Cypress Mulch and Sod

Overview

Your yard provides visitors and neighbors with their first impression of your home. Some types of landscape designs require plenty of effort and time. Sod is a quick alternative to planting grass from seed, allowing you to enjoy a new lawn in just a few days. Cypress mulch helps hold in moisture around plants and shrubs while discouraging weed growth.

Sod

Like grass seeds, sod comes in many varieties. The best variety of sod depends on your climate, soil conditions and intended use. Kentucky bluegrass blends thrive in good soils and withstand heavy foot traffic, while tall fescue sod adapts to a variety of soil conditions and tolerates both shade and drought. This type of sod does not stand up well under heavy foot traffic.

Cypress Mulch

A type of vegetative mulch, cypress mulch consists of shredded cypress bark and wood. The majority of cypress trees harvested for mulch purposes grow in Florida. A favorite choice of many homeowners, cypress mulch fulfills several landscape requirements.

Benefits

Planting sod has many advantages over seeding a new lawn. This ready-made groundcover creates an instant lawn, offers immediate erosion control and establishes rapidly. Cypress mulch insulates the soil and traps moisture, allowing you to water the nearby plants less frequently. Cypress mulch also provides a rich brown color and lasts longer than many other types of mulch, making it a suitable material for many areas of your landscape.

Landscaping

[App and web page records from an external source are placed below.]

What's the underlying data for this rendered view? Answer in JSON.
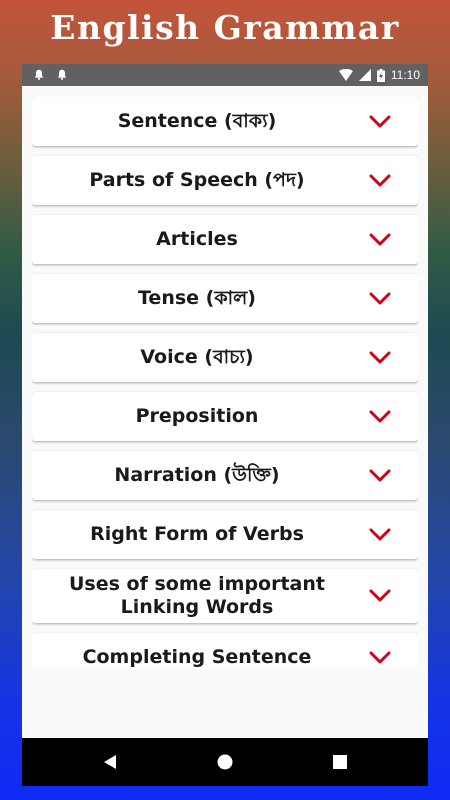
{
  "promo": {
    "title": "English Grammar"
  },
  "status_bar": {
    "time": "11:10",
    "icons": [
      "notification-bell-icon",
      "notification-bell-icon",
      "wifi-icon",
      "signal-icon",
      "battery-charging-icon"
    ]
  },
  "topics": [
    {
      "label": "Sentence (বাক্য)"
    },
    {
      "label": "Parts of Speech (পদ)"
    },
    {
      "label": "Articles"
    },
    {
      "label": "Tense (কাল)"
    },
    {
      "label": "Voice (বাচ্য)"
    },
    {
      "label": "Preposition"
    },
    {
      "label": "Narration (উক্তি)"
    },
    {
      "label": "Right Form of Verbs"
    },
    {
      "label": "Uses of some important Linking Words"
    },
    {
      "label": "Completing Sentence"
    }
  ],
  "colors": {
    "accent": "#d0021b",
    "card": "#ffffff",
    "status_bar": "#616161"
  },
  "nav_bar": {
    "icons": [
      "back-icon",
      "home-icon",
      "recents-icon"
    ]
  }
}
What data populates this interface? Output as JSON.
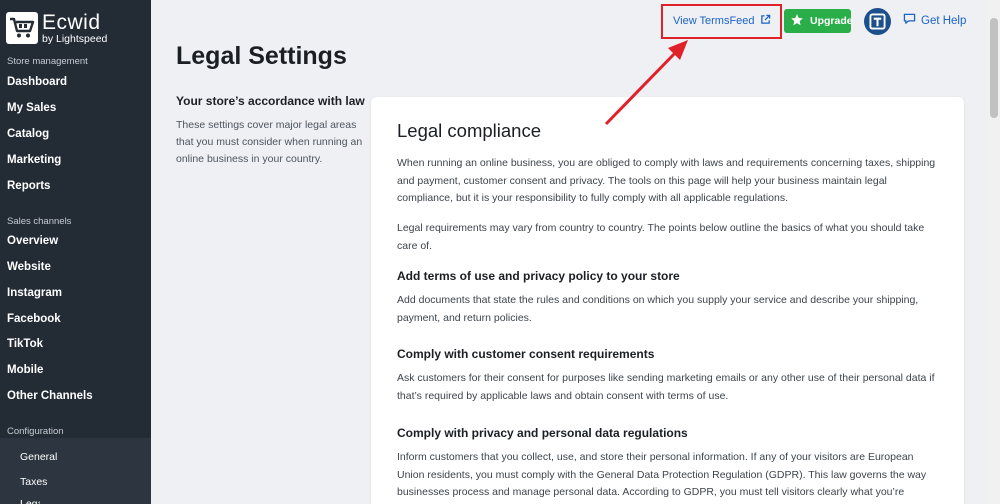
{
  "brand": {
    "name": "Ecwid",
    "sub": "by Lightspeed"
  },
  "sidebar": {
    "section_store": "Store management",
    "store_items": [
      "Dashboard",
      "My Sales",
      "Catalog",
      "Marketing",
      "Reports"
    ],
    "section_channels": "Sales channels",
    "channel_items": [
      "Overview",
      "Website",
      "Instagram",
      "Facebook",
      "TikTok",
      "Mobile",
      "Other Channels"
    ],
    "section_config": "Configuration",
    "config_items": [
      "General",
      "Taxes",
      "Legal"
    ]
  },
  "topbar": {
    "termsfeed_label": "View TermsFeed",
    "upgrade_label": "Upgrade",
    "help_label": "Get Help"
  },
  "page": {
    "title": "Legal Settings",
    "left_heading": "Your store’s accordance with law",
    "left_text": "These settings cover major legal areas that you must consider when running an online business in your country."
  },
  "card": {
    "title": "Legal compliance",
    "intro": "When running an online business, you are obliged to comply with laws and requirements concerning taxes, shipping and payment, customer consent and privacy. The tools on this page will help your business maintain legal compliance, but it is your responsibility to fully comply with all applicable regulations.",
    "intro2": "Legal requirements may vary from country to country. The points below outline the basics of what you should take care of.",
    "h1": "Add terms of use and privacy policy to your store",
    "p1": "Add documents that state the rules and conditions on which you supply your service and describe your shipping, payment, and return policies.",
    "h2": "Comply with customer consent requirements",
    "p2": "Ask customers for their consent for purposes like sending marketing emails or any other use of their personal data if that’s required by applicable laws and obtain consent with terms of use.",
    "h3": "Comply with privacy and personal data regulations",
    "p3": "Inform customers that you collect, use, and store their personal information. If any of your visitors are European Union residents, you must comply with the General Data Protection Regulation (GDPR). This law governs the way businesses process and manage personal data. According to GDPR, you must tell visitors clearly what you’re"
  },
  "colors": {
    "sidebar": "#232b35",
    "accent": "#1b63c7",
    "upgrade": "#2aae4a",
    "highlight": "#e0212a"
  }
}
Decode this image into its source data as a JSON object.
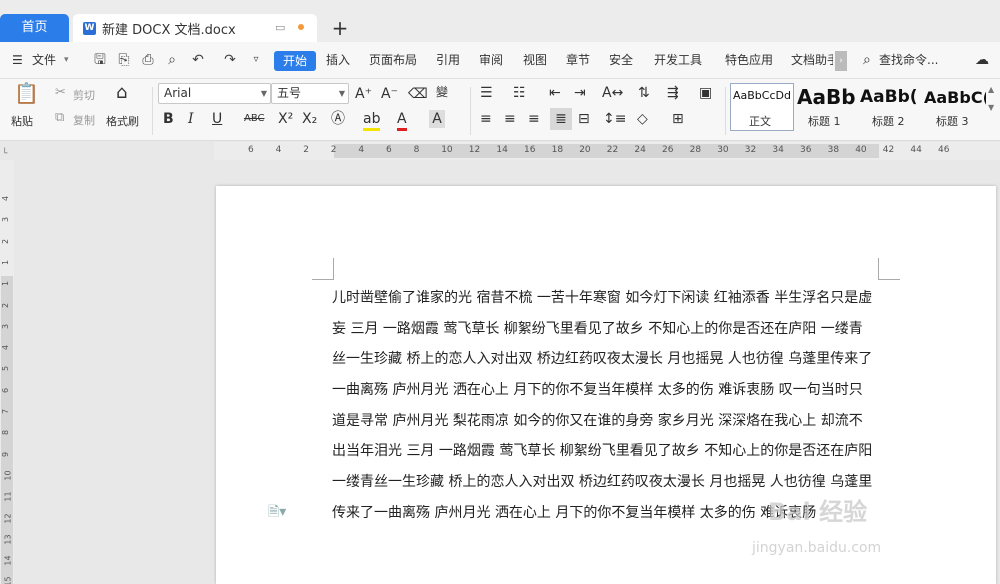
{
  "tabs": {
    "home": "首页",
    "doc_title": "新建 DOCX 文档.docx",
    "new_tab": "+"
  },
  "menu": {
    "file": "文件",
    "items": [
      "开始",
      "插入",
      "页面布局",
      "引用",
      "审阅",
      "视图",
      "章节",
      "安全",
      "开发工具",
      "特色应用",
      "文档助手"
    ],
    "search": "查找命令..."
  },
  "ribbon": {
    "paste": "粘贴",
    "cut": "剪切",
    "copy": "复制",
    "format_painter": "格式刷",
    "font_name": "Arial",
    "font_size": "五号",
    "styles": [
      {
        "sample": "AaBbCcDd",
        "name": "正文"
      },
      {
        "sample": "AaBb",
        "name": "标题 1"
      },
      {
        "sample": "AaBb(",
        "name": "标题 2"
      },
      {
        "sample": "AaBbC(",
        "name": "标题 3"
      }
    ]
  },
  "ruler": {
    "h_ticks": [
      "6",
      "4",
      "2",
      "2",
      "4",
      "6",
      "8",
      "10",
      "12",
      "14",
      "16",
      "18",
      "20",
      "22",
      "24",
      "26",
      "28",
      "30",
      "32",
      "34",
      "36",
      "38",
      "40",
      "42",
      "44",
      "46"
    ],
    "v_ticks": [
      "4",
      "3",
      "2",
      "1",
      "1",
      "2",
      "3",
      "4",
      "5",
      "6",
      "7",
      "8",
      "9",
      "10",
      "11",
      "12",
      "13",
      "14",
      "15"
    ]
  },
  "document": {
    "lines": [
      "儿时凿壁偷了谁家的光 宿昔不梳 一苦十年寒窗 如今灯下闲读 红袖添香 半生浮名只是虚",
      "妄 三月 一路烟霞 莺飞草长 柳絮纷飞里看见了故乡 不知心上的你是否还在庐阳 一缕青",
      "丝一生珍藏 桥上的恋人入对出双 桥边红药叹夜太漫长 月也摇晃 人也彷徨 乌蓬里传来了",
      "一曲离殇 庐州月光 洒在心上 月下的你不复当年模样 太多的伤 难诉衷肠 叹一句当时只",
      "道是寻常 庐州月光 梨花雨凉 如今的你又在谁的身旁 家乡月光 深深烙在我心上 却流不",
      "出当年泪光 三月 一路烟霞 莺飞草长 柳絮纷飞里看见了故乡 不知心上的你是否还在庐阳",
      "一缕青丝一生珍藏 桥上的恋人入对出双 桥边红药叹夜太漫长 月也摇晃 人也彷徨 乌蓬里",
      "传来了一曲离殇 庐州月光 洒在心上 月下的你不复当年模样 太多的伤 难诉衷肠"
    ]
  },
  "watermark": {
    "main": "Bai 经验",
    "sub": "jingyan.baidu.com"
  }
}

Careful preparation is the key to a successful design when landscaping with sod. Most varieties of sod prefer at least 5 to 6 inches of topsoil with a soil pH level between 6.0 and 7.0. Organic matter, such as cultivated peat or well-rotted manure, can improve both the porosity and nutritional value of the soil. Tilling to loosen the soil encourages healthy establishment. When landscaping with cypress mulch, consider the surrounding colors. This brown mulch stands out against contrasting colors, such as pale foliage on shrubs and the deep green of your surrounding sod. While cypress mulch helps retain moisture, it also dispels surface water, making it important to leave a little space around the bases of your shrubs and trees to allow for watering.

Care

Sod tends to dry out quickly before planting. Keep your sod healthy by misting the cut sections while you plant, keeping the soil slightly damp and cool. Press each section of sod down firmly to ensure close contact between the roots and the underlying soil. Regular watering sessions should reach the depth of the roots. Depending on your climate, you may need to give your sod about 2 inches of water every week. Keeping your cypress mulch damp will help keep the moisture in the soil. Cypress mulch tends to dispel water initially but retains moisture after a good soaking.

Keywords: cypress mulch, plant new sod, landscaping

About this Author

Piper Li, a professional freelance writer, began writing in 1989. Her articles appear in Modern Mom, Biz Mojo, Walden University and GardenGuides. She is the co-editor for "Kansas Women: Focus on Health." With a bachelor's degree in journalism from Mesa State, Li enjoys writing about health, horticulture and business management.